My creative process all starts with drawing. I believe that a painting, print or photograph can only really work if the initial drawing has a strong composition, so I spend a lot of time walking, drawing, searching for compositions on the marshes, footpaths and in the lanes around the Waveney Valley. I don’t often encounter other people when I am out and about but I am intrigued by the generations of people who will have walked and perhaps drawn in the same space as me. There are echoes of the past everywhere in the landscape, holloways, paths that have been created by people or subtle tracks made by hares finding the quickest route through a hedge or across a field. The impact of human activity can be heavy handed like the route of an old train line across a marsh or subtle, like the replanting of field hedgerows with Blackthorn, Hawthorn, Sloe but excluding Spindleberry. It’s always a joy to discover a vibrant Spindleberry with it’s bright orange berry encased in a bright pink pod. I love colour. This may be obvious from one look at my work but there really are the most intense flashes of colour out in what at first glance looks like a green/brown marshland. From the Campion along the side of the road in the spring, Dogwood sprouting in the hedgerows, bright red Holly berries to the intense blueish purple of ripe Sloes, the heavy red/brown of the soil and the bright skies reflected in puddles in the lanes.
My collected drawings stay in my sketchbooks as memories, springboards for paintings, prints and photographs. A series of drawings may make up a solo exhibition of large vibrant paintings or a selection of linoprints. I am constantly experimenting with colour and how colours react to each other to create vibrant colour filled artworks.
The Silver Lining collection of paintings is a highly personal series of moments of joy captured in a photograph and then translated into a small oil painting. The slow, meditative method of drawing and then colour mixing to create more realistic works gives me the time I need to process and deeply connect with these moments which have at times been very fleeting amongst family challenges whilst caring for my young son for many years through his cancer treatment.
Heartwood Series of Photographs. I have always taken photographs, when I was 10 I was given my grandad’s old Brownie camera and then got a secondhand Olympus SLR, I remember taken the film to Boots the Chemist to have the pictures developed! Since then I have always had a camera, getting a Fuji Finepix in the late 90s and then as mobile phones started to have a camera incorporated I now have an iPhone to hand daily. My photographs started off being about landscape, colour, texture and over the years I have used my camera as an aide memoir and quick way of tracking my painting progress. I often take a picture of a painting at various stages throughout its creation. In 2021 I created an immersive, environmental exhibition in 3 acres of gardens and woodlands in South Norfolk. I spent 6 months immersed in the landscape experimenting with light effects at night and created a series of 14 photographs called Heartwood which capture the trees painted with light, echoing the vibrant colour I use in my paintings.

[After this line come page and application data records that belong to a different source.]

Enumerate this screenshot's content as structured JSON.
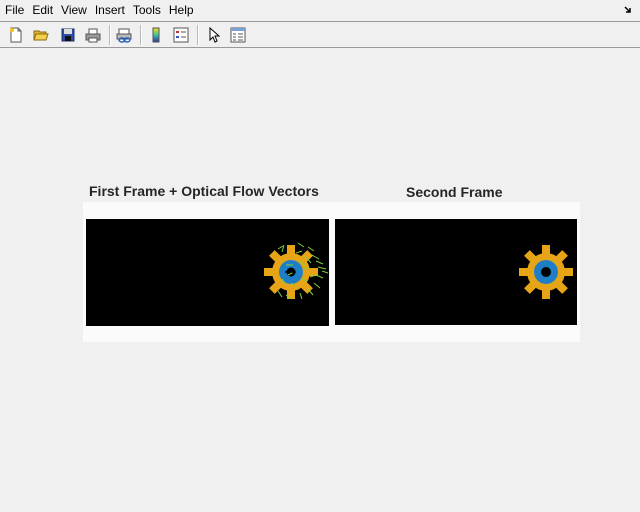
{
  "menubar": {
    "items": [
      "File",
      "Edit",
      "View",
      "Insert",
      "Tools",
      "Help"
    ]
  },
  "toolbar": {
    "buttons": [
      {
        "name": "new-figure",
        "icon": "new-document-icon"
      },
      {
        "name": "open-file",
        "icon": "folder-open-icon"
      },
      {
        "name": "save-figure",
        "icon": "floppy-disk-icon"
      },
      {
        "name": "print-figure",
        "icon": "printer-icon"
      },
      {
        "name": "link-plot",
        "icon": "link-plot-icon"
      },
      {
        "name": "insert-colorbar",
        "icon": "colorbar-icon"
      },
      {
        "name": "insert-legend",
        "icon": "legend-icon"
      },
      {
        "name": "edit-plot",
        "icon": "arrow-cursor-icon"
      },
      {
        "name": "property-inspector",
        "icon": "property-inspector-icon"
      }
    ]
  },
  "figure": {
    "left_title": "First Frame + Optical Flow Vectors",
    "right_title": "Second Frame"
  },
  "colors": {
    "gear": "#e8a417",
    "gear_inner": "#1f7fc6",
    "flow_vectors": "#7fd13b",
    "frame_bg": "#000000"
  }
}
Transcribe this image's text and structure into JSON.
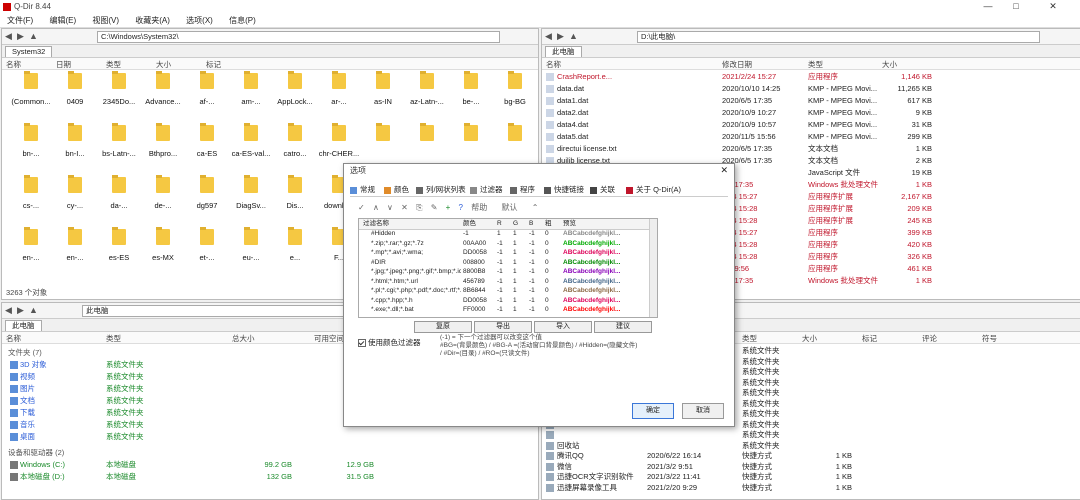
{
  "window": {
    "title": "Q-Dir 8.44"
  },
  "menu": [
    "文件(F)",
    "编辑(E)",
    "视图(V)",
    "收藏夹(A)",
    "选项(X)",
    "信息(P)"
  ],
  "pane_tl": {
    "path": "C:\\Windows\\System32\\",
    "tab": "System32",
    "cols": [
      "名称",
      "日期",
      "类型",
      "大小",
      "标记"
    ],
    "items": [
      "(Common...",
      "0409",
      "2345Do...",
      "Advance...",
      "af-...",
      "am-...",
      "AppLock...",
      "ar-...",
      "as-IN",
      "az-Latn-...",
      "be-...",
      "bg-BG",
      "bn-...",
      "bn-I...",
      "bs-Latn-...",
      "Bthpro...",
      "ca-ES",
      "ca-ES-val...",
      "catro...",
      "chr-CHER...",
      "",
      "",
      "",
      "",
      "cs-...",
      "cy-...",
      "da-...",
      "de-...",
      "dg597",
      "DiagSv...",
      "Dis...",
      "downla...",
      "",
      "",
      "",
      "",
      "en-...",
      "en-...",
      "es-ES",
      "es-MX",
      "et-...",
      "eu-...",
      "e...",
      "F...",
      "",
      "",
      "",
      ""
    ],
    "status": "3263 个对象"
  },
  "pane_tr": {
    "path": "D:\\此电脑\\",
    "tab": "此电脑",
    "cols": [
      "名称",
      "修改日期",
      "类型",
      "大小"
    ],
    "rows": [
      {
        "name": "CrashReport.e...",
        "date": "2021/2/24 15:27",
        "type": "应用程序",
        "size": "1,146 KB",
        "style": "red"
      },
      {
        "name": "data.dat",
        "date": "2020/10/10 14:25",
        "type": "KMP - MPEG Movi...",
        "size": "11,265 KB",
        "style": ""
      },
      {
        "name": "data1.dat",
        "date": "2020/6/5 17:35",
        "type": "KMP - MPEG Movi...",
        "size": "617 KB",
        "style": ""
      },
      {
        "name": "data2.dat",
        "date": "2020/10/9 10:27",
        "type": "KMP - MPEG Movi...",
        "size": "9 KB",
        "style": ""
      },
      {
        "name": "data4.dat",
        "date": "2020/10/9 10:57",
        "type": "KMP - MPEG Movi...",
        "size": "31 KB",
        "style": ""
      },
      {
        "name": "data5.dat",
        "date": "2020/11/5 15:56",
        "type": "KMP - MPEG Movi...",
        "size": "299 KB",
        "style": ""
      },
      {
        "name": "directui license.txt",
        "date": "2020/6/5 17:35",
        "type": "文本文档",
        "size": "1 KB",
        "style": ""
      },
      {
        "name": "duilib license.txt",
        "date": "2020/6/5 17:35",
        "type": "文本文档",
        "size": "2 KB",
        "style": ""
      },
      {
        "name": "",
        "date": "",
        "type": "JavaScript 文件",
        "size": "19 KB",
        "style": ""
      },
      {
        "name": "",
        "date": "6/5 17:35",
        "type": "Windows 批处理文件",
        "size": "1 KB",
        "style": "red"
      },
      {
        "name": "",
        "date": "2/24 15:27",
        "type": "应用程序扩展",
        "size": "2,167 KB",
        "style": "red"
      },
      {
        "name": "",
        "date": "2/24 15:28",
        "type": "应用程序扩展",
        "size": "209 KB",
        "style": "red"
      },
      {
        "name": "",
        "date": "2/24 15:28",
        "type": "应用程序扩展",
        "size": "245 KB",
        "style": "red"
      },
      {
        "name": "",
        "date": "2/24 15:27",
        "type": "应用程序",
        "size": "399 KB",
        "style": "red"
      },
      {
        "name": "",
        "date": "2/24 15:28",
        "type": "应用程序",
        "size": "420 KB",
        "style": "red"
      },
      {
        "name": "",
        "date": "2/24 15:28",
        "type": "应用程序",
        "size": "326 KB",
        "style": "red"
      },
      {
        "name": "",
        "date": "3/2 9:56",
        "type": "应用程序",
        "size": "461 KB",
        "style": "red"
      },
      {
        "name": "",
        "date": "6/5 17:35",
        "type": "Windows 批处理文件",
        "size": "1 KB",
        "style": "red"
      }
    ]
  },
  "pane_bl": {
    "path": "此电脑",
    "tab": "此电脑",
    "cols": [
      "名称",
      "类型",
      "总大小",
      "可用空间"
    ],
    "section_folders": "文件夹 (7)",
    "folders": [
      {
        "name": "3D 对象",
        "type": "系统文件夹"
      },
      {
        "name": "视频",
        "type": "系统文件夹"
      },
      {
        "name": "图片",
        "type": "系统文件夹"
      },
      {
        "name": "文档",
        "type": "系统文件夹"
      },
      {
        "name": "下载",
        "type": "系统文件夹"
      },
      {
        "name": "音乐",
        "type": "系统文件夹"
      },
      {
        "name": "桌面",
        "type": "系统文件夹"
      }
    ],
    "section_drives": "设备和驱动器 (2)",
    "drives": [
      {
        "name": "Windows (C:)",
        "type": "本地磁盘",
        "total": "99.2 GB",
        "free": "12.9 GB"
      },
      {
        "name": "本地磁盘 (D:)",
        "type": "本地磁盘",
        "total": "132 GB",
        "free": "31.5 GB"
      }
    ]
  },
  "pane_br": {
    "cols": [
      "类型",
      "大小",
      "标记",
      "评论",
      "符号"
    ],
    "rows": [
      {
        "name": "",
        "date": "",
        "type": "系统文件夹",
        "size": ""
      },
      {
        "name": "",
        "date": "",
        "type": "系统文件夹",
        "size": ""
      },
      {
        "name": "",
        "date": "",
        "type": "系统文件夹",
        "size": ""
      },
      {
        "name": "",
        "date": "",
        "type": "系统文件夹",
        "size": ""
      },
      {
        "name": "",
        "date": "",
        "type": "系统文件夹",
        "size": ""
      },
      {
        "name": "",
        "date": "",
        "type": "系统文件夹",
        "size": ""
      },
      {
        "name": "",
        "date": "",
        "type": "系统文件夹",
        "size": ""
      },
      {
        "name": "",
        "date": "",
        "type": "系统文件夹",
        "size": ""
      },
      {
        "name": "",
        "date": "",
        "type": "系统文件夹",
        "size": ""
      },
      {
        "name": "回收站",
        "date": "",
        "type": "系统文件夹",
        "size": ""
      },
      {
        "name": "腾讯QQ",
        "date": "2020/6/22 16:14",
        "type": "快捷方式",
        "size": "1 KB"
      },
      {
        "name": "微信",
        "date": "2021/3/2 9:51",
        "type": "快捷方式",
        "size": "1 KB"
      },
      {
        "name": "迅捷OCR文字识别软件",
        "date": "2021/3/22 11:41",
        "type": "快捷方式",
        "size": "1 KB"
      },
      {
        "name": "迅捷屏幕录像工具",
        "date": "2021/2/20 9:29",
        "type": "快捷方式",
        "size": "1 KB"
      }
    ]
  },
  "dialog": {
    "title": "选项",
    "tabs": [
      "常规",
      "颜色",
      "列/网状列表",
      "过滤器",
      "程序",
      "快捷链接",
      "关联",
      "关于 Q-Dir(A)"
    ],
    "toolbar_help": "帮助",
    "toolbar_default": "默认",
    "table_cols": [
      "过滤名称",
      "颜色",
      "R",
      "G",
      "B",
      "粗",
      "预览"
    ],
    "filters": [
      {
        "name": "#Hidden",
        "color": "-1",
        "r": "1",
        "g": "1",
        "b": "-1",
        "w": "0",
        "preview": "ABCabcdefghijkl...",
        "pc": "#888888"
      },
      {
        "name": "*.zip;*.rar;*.gz;*.7z",
        "color": "00AA00",
        "r": "-1",
        "g": "1",
        "b": "-1",
        "w": "0",
        "preview": "ABCabcdefghijkl...",
        "pc": "#00aa00"
      },
      {
        "name": "*.mp*;*.avi;*.wma;",
        "color": "DD0058",
        "r": "-1",
        "g": "1",
        "b": "-1",
        "w": "0",
        "preview": "ABCabcdefghijkl...",
        "pc": "#dd0058"
      },
      {
        "name": "#DIR",
        "color": "008800",
        "r": "-1",
        "g": "1",
        "b": "-1",
        "w": "0",
        "preview": "ABCabcdefghijkl...",
        "pc": "#008800"
      },
      {
        "name": "*.jpg;*.jpeg;*.png;*.gif;*.bmp;*.ico",
        "color": "8800B8",
        "r": "-1",
        "g": "1",
        "b": "-1",
        "w": "0",
        "preview": "ABCabcdefghijkl...",
        "pc": "#8800b8"
      },
      {
        "name": "*.html;*.htm;*.url",
        "color": "456789",
        "r": "-1",
        "g": "1",
        "b": "-1",
        "w": "0",
        "preview": "ABCabcdefghijkl...",
        "pc": "#456789"
      },
      {
        "name": "*.pl;*.cgi;*.php;*.pdf;*.doc;*.rtf;*...",
        "color": "8B6844",
        "r": "-1",
        "g": "1",
        "b": "-1",
        "w": "0",
        "preview": "ABCabcdefghijkl...",
        "pc": "#8b6844"
      },
      {
        "name": "*.cpp;*.hpp;*.h",
        "color": "DD0058",
        "r": "-1",
        "g": "1",
        "b": "-1",
        "w": "0",
        "preview": "ABCabcdefghijkl...",
        "pc": "#dd0058"
      },
      {
        "name": "*.exe;*.dll;*.bat",
        "color": "FF0000",
        "r": "-1",
        "g": "1",
        "b": "-1",
        "w": "0",
        "preview": "ABCabcdefghijkl...",
        "pc": "#ff0000"
      }
    ],
    "buttons_row": [
      "复原",
      "导出",
      "导入",
      "建议"
    ],
    "use_filter_label": "使用颜色过滤器",
    "hint_text": "(-1) = 下一个过滤器可以改变这个值\n#BG=(背景颜色) / #BG-A =(活动窗口背景颜色) / #Hidden=(隐藏文件) / #Dir=(目录) / #RO=(只读文件)",
    "ok": "确定",
    "cancel": "取消"
  },
  "colors": {
    "accent": "#3b77d8",
    "red_text": "#c0162b",
    "green_text": "#1a8a2a",
    "folder": "#f5c842"
  }
}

This work can be very solitary, I split my time between painting, printmaking, running workshops and curating exhibitions. All of which feed into each other and inspire my practise. I exhibit across the UK and have work in permanent collections.
Sarah Cannell, Painter.